**DATA PROVIDED**:
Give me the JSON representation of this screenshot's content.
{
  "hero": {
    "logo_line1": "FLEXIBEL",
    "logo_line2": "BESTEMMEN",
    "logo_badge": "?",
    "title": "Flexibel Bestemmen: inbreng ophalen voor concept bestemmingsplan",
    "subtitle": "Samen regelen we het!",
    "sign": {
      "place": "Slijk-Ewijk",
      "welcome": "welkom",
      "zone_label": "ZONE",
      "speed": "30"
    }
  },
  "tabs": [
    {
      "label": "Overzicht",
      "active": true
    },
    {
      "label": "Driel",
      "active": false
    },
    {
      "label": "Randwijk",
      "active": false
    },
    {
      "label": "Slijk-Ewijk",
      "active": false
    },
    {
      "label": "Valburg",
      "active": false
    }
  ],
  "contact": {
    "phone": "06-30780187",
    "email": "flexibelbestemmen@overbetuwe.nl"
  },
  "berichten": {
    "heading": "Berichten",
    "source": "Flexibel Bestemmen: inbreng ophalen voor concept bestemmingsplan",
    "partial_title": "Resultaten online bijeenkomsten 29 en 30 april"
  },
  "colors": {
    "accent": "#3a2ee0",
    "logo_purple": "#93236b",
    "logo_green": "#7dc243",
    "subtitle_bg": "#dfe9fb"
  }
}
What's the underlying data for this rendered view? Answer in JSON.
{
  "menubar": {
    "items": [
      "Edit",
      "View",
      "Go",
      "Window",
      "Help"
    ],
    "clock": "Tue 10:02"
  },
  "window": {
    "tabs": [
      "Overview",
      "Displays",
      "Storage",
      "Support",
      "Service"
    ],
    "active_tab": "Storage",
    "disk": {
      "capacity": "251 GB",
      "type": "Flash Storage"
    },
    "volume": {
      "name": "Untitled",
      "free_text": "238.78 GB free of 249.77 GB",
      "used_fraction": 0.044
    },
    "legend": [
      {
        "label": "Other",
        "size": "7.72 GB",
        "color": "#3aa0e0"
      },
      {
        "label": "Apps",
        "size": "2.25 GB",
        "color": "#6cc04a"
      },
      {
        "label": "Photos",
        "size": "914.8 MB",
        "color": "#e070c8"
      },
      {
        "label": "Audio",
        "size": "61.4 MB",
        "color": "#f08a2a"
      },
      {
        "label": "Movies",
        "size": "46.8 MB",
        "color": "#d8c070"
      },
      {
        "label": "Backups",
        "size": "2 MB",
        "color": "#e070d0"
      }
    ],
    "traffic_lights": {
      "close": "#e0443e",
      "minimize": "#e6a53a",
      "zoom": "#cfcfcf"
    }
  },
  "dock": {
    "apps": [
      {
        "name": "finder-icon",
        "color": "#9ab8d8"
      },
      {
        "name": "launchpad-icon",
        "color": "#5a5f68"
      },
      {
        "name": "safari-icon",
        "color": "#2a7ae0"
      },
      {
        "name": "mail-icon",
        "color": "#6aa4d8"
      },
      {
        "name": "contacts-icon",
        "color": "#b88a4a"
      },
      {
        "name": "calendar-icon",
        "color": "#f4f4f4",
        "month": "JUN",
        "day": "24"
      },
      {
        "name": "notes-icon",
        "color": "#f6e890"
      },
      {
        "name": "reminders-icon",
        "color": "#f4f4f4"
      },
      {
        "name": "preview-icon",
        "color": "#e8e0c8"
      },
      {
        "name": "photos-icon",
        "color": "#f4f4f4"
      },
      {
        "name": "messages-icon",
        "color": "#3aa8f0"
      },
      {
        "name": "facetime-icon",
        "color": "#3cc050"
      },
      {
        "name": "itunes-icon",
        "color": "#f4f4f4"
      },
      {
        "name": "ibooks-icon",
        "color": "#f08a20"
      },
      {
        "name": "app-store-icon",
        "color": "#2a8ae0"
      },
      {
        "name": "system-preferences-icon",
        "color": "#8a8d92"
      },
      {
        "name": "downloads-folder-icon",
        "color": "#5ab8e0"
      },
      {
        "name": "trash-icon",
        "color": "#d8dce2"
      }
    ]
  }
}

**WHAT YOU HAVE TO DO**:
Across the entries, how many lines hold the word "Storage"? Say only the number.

**EXERCISE OUTPUT**:
3